More than a decade after the U.S. Supreme Court struck down racial segregation in America's public schools, 17-year-old Charles DeLesline Foster reported to Padgett-Thomas Barracks at The Citadel in September 1966.
A graduate of Charles A. Brown High School on Charleston's East Side, Foster would not have it easy as the first black student to join the Corps of Cadets.
White cadets shouted racial slurs at him from the barracks windows as he walked to classes. Once, a group of cadets from another company rushed toward him dressed as Klansmen in white sheets.
Joseph Shine, The Citadel's second African-American cadet, endured similar cruelty. One night, Shine answered a knock at the door to his room to find someone had poured nail polish remover in the shape of a cross on the floor and lit it on fire.
For The Citadel's first black cadets, the fourth-system was double-edged sword, said historian Alex Macaulay, a Citadel graduate from the Class of 1994. The fourth-class system exacerbated racial abuse and harassment but it also "broke down some barriers," Macaulay said, as black and white cadets "started building relationships based on familiarity and trust, which is something that the fourth-class system can foster."
When a local tavern refused to serve Shine a beer in the front room reserved for whites, white cadets left in protest and boycotted the bar for the rest of Shine's senior year, he said.
Racial tensions still simmered at The Citadel well-into the 1980s and early '90s. In October 1986, five white cadets entered black cadet Kevin Nesmith’s room wearing white sheets and towels, and shouting racial insults.
While Nesmith ultimately withdrew from The Citadel, citing harassment, the cadets who terrorized Nesmith still graduated, though they did receive the harshest punishment in school history — 195 tours with rifles.
To the frustration of black cadets, The Citadel’s band continued to play “Dixie” during football games at Johnson Hagood Stadium — while fans waved Confederate flags — until 1992, when a race-relations committee recommended the school halt both traditions.
By 1993, The Citadel was embroiled in another social controversy.

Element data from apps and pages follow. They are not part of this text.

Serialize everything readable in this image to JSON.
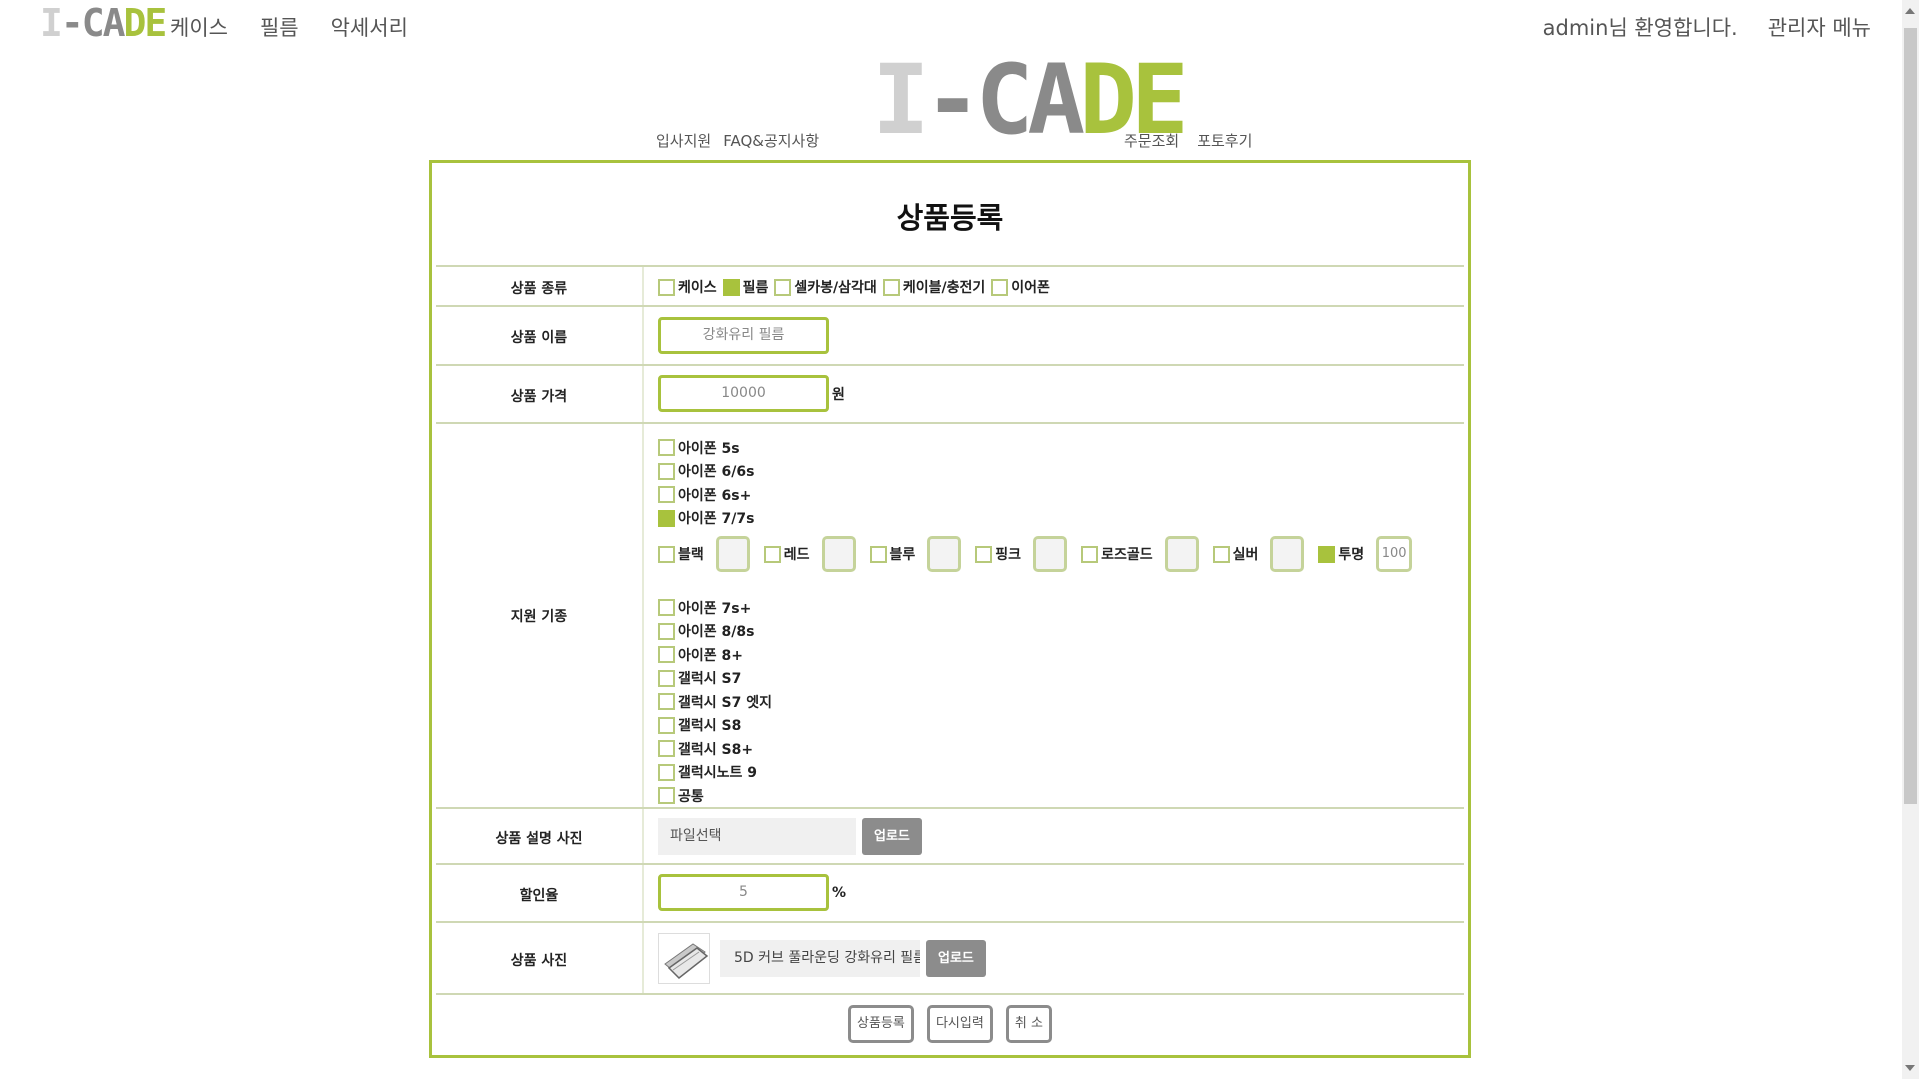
{
  "brand": {
    "logo_part1": "I",
    "logo_part2": "-CA",
    "logo_part3": "DE",
    "green": "#a8c23d",
    "gray": "#8a8a8a"
  },
  "top_nav": {
    "items": [
      "케이스",
      "필름",
      "악세서리"
    ]
  },
  "user": {
    "welcome": "admin님 환영합니다.",
    "admin_menu": "관리자 메뉴"
  },
  "sub_nav": {
    "left": [
      "입사지원",
      "FAQ&공지사항"
    ],
    "right": [
      "주문조회",
      "포토후기"
    ]
  },
  "form": {
    "title": "상품등록",
    "category": {
      "label": "상품 종류",
      "options": [
        {
          "label": "케이스",
          "checked": false
        },
        {
          "label": "필름",
          "checked": true
        },
        {
          "label": "셀카봉/삼각대",
          "checked": false
        },
        {
          "label": "케이블/충전기",
          "checked": false
        },
        {
          "label": "이어폰",
          "checked": false
        }
      ]
    },
    "name": {
      "label": "상품 이름",
      "value": "강화유리 필름"
    },
    "price": {
      "label": "상품 가격",
      "value": "10000",
      "unit": "원"
    },
    "models": {
      "label": "지원 기종",
      "group1": [
        {
          "label": "아이폰 5s",
          "checked": false
        },
        {
          "label": "아이폰 6/6s",
          "checked": false
        },
        {
          "label": "아이폰 6s+",
          "checked": false
        },
        {
          "label": "아이폰 7/7s",
          "checked": true
        }
      ],
      "colors": [
        {
          "label": "블랙",
          "checked": false,
          "value": ""
        },
        {
          "label": "레드",
          "checked": false,
          "value": ""
        },
        {
          "label": "블루",
          "checked": false,
          "value": ""
        },
        {
          "label": "핑크",
          "checked": false,
          "value": ""
        },
        {
          "label": "로즈골드",
          "checked": false,
          "value": ""
        },
        {
          "label": "실버",
          "checked": false,
          "value": ""
        },
        {
          "label": "투명",
          "checked": true,
          "value": "100"
        }
      ],
      "group2": [
        {
          "label": "아이폰 7s+",
          "checked": false
        },
        {
          "label": "아이폰 8/8s",
          "checked": false
        },
        {
          "label": "아이폰 8+",
          "checked": false
        },
        {
          "label": "갤럭시 S7",
          "checked": false
        },
        {
          "label": "갤럭시 S7 엣지",
          "checked": false
        },
        {
          "label": "갤럭시 S8",
          "checked": false
        },
        {
          "label": "갤럭시 S8+",
          "checked": false
        },
        {
          "label": "갤럭시노트 9",
          "checked": false
        },
        {
          "label": "공통",
          "checked": false
        }
      ]
    },
    "desc_photo": {
      "label": "상품 설명 사진",
      "file_placeholder": "파일선택",
      "upload": "업로드"
    },
    "discount": {
      "label": "할인율",
      "value": "5",
      "unit": "%"
    },
    "photo": {
      "label": "상품 사진",
      "file_name": "5D 커브 풀라운딩 강화유리 필름",
      "upload": "업로드"
    },
    "buttons": {
      "submit": "상품등록",
      "reset": "다시입력",
      "cancel": "취 소"
    }
  }
}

Shannon Faulkner, an honors student from Powdersville, was admitted to The Citadel a week after her 18th birthday after omitting all references to her gender on her college application. The Citadel revoked her admission when college official discovered "Shannon" was a woman.
Faulkner waged a two-year legal battle challenging the school's single-gender admissions policy, a fight that subjected her to cruel attacks in the press and by the public. Her childhood home was vandalized. Her parents received death threats. Citadel supporters sold T-shirts and bumper stickers emblazoned with slogans like “Save the Males” and “1,952 Bulldogs and One Bitch.”
She finally became the first woman to join the Corps of Cadets in The Citadel’s 152-year history in August 1995, under a federal court order. But Faulkner spent most of her first week as a cadet at the infirmary and withdrew less than a week after her enrollment, overcome by stress and exhaustion from her two-year ordeal.
In 1996, The Citadel’s Board of Visitors eliminated its males-only admissions rule after a U.S. Supreme Court ruling that the Virginia Military Institute — another all-male, state-supported military college — must admit women or refuse public money. Four women were admitted that fall, including Nancy Mace, who would become The Citadel's first female graduate.
"The Citadel is often seen as a backwards, reactionary, archaic institution when it’s often been right in line with the social and political attitudes of the rest of the country," Macaulay said. "Some of these changes have come painfully, and some have come painlessly."
Today, women represent almost 9 percent of the Corps, while African-Americans make up about 10 percent.
The Citadel has faced scrutiny in recent years over allegations of widespread hazing of first-year knobs by the hands of upperclassmen. In 2009, a freshman dropped out after one semester after enduring repeated abuse by upperclassmen. On one occasion, an upperclassman drove an unsharpened pencil into his forehead.
In the 2011-12 school year, a photo surfaced of a freshman cadet taped to a chair in the shower in the bathroom of his barracks.
While hazing remains a reoccurring problem, under the leadership of the commandant, Capt. Geno Paluso, The Citadel has cracked down on abuse at the hands of other cadets.
Three years ago, The Citadel investigated 85 allegations of hazing and recommended suspension, dismissal or expulsion for 19 cadets involved. Another nine cadets already had withdrawn from the college or resigned as a result of the probe.
"It's still tough. You know, you hear some of the old alumni say that if they didn't beat on you, it wasn't tough. That's not going to hack it this day and time," said Citadel President Lt. Gen. John W. Rosa, who plans to retire in June.
"Parents don't pay this kind of money to have their kids come here, not get to eat, and that's not what we're all about," he added. "We're here teaching people to be leaders and holding them accountable."